He does share his prose publicly at two monthly poetry events: Howl at the Moon Writers’ Jam in Stuart and Performance Poets of the Palm Beaches, typically held in Lake Worth but currently taking place online.
I found myself pressed between
The pages of your book, like a rose
A thing of beauty that you once
And I waited for your hands, your fingers
To find their way
A casual caress down my faded blade
Hardened with your abandon
Once vibrant, color drained
Between forgotten pages,
“I can’t unlove you”
So I remain.
In 2015, after spending more than 20 years working in the medical field, Port St. Lucie resident Christie Page decided it was time to turn the hobby she’d embraced since childhood into a career. Since then, the poet and author has had her work published in numerous journals and magazines and has been a regular at ArtsFest in Stuart, where she won the ArtsFest Literary Award in 2017 and 2018.

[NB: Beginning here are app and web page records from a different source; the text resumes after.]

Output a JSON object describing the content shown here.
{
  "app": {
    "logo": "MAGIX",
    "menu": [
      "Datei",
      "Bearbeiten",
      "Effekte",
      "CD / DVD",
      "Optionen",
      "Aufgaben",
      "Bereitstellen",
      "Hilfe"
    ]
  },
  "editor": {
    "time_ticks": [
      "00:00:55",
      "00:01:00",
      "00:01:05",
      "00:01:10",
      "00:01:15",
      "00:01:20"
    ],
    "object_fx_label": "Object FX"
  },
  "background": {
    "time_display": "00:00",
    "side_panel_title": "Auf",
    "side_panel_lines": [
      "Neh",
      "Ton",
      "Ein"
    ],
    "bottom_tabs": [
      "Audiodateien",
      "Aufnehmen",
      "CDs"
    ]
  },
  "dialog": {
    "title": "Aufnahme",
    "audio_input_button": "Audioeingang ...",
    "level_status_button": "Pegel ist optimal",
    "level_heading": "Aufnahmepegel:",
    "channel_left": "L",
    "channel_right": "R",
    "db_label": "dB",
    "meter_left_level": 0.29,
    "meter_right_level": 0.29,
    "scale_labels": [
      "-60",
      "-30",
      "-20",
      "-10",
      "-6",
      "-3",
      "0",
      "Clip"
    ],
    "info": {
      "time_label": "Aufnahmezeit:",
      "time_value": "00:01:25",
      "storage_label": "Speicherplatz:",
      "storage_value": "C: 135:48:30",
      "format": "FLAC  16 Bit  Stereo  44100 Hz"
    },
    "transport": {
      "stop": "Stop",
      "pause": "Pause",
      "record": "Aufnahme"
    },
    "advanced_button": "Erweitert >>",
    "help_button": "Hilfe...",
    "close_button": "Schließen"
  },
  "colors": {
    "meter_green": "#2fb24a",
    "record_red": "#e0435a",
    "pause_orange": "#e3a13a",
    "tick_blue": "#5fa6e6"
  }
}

“Poetry has the ability to show that there is beauty in everything—misery, love, loss, grief, elation, and happiness,” she says of her craft, which she hones through writing workshops throughout South Florida. “It’s a secret world where writers can insert themselves into the work of another and interpret it in any way.”
Page has also learned that her current profession, much like her last, has the power to heal. “Poetry can be a powerful tool in overcoming any situation,” she says. “Writing is therapy, and it’s never too late to begin a new chapter in your story. We don’t have to carry the itinerary of our past into the future. We can move forward, unburdened, into our destiny if we are just willing to be vulnerable enough.”
4 ways to explore the art of poetry
Share your stories, poetry, or music at the open mic every third Thursday. 901 Hub, 901 SE Johnson Ave., Stuart
A night of poetry and live music takes place the first Friday of every month. 3224 S. U.S. Hwy. 1, Fort Pierce
The Palm Beach County Library System will host a digital discussion with poet and novelist Safia Elhillo, April 20 at 6:30 p.m. Registration required
Virtual open mic sessions every month (dates posted on Facebook).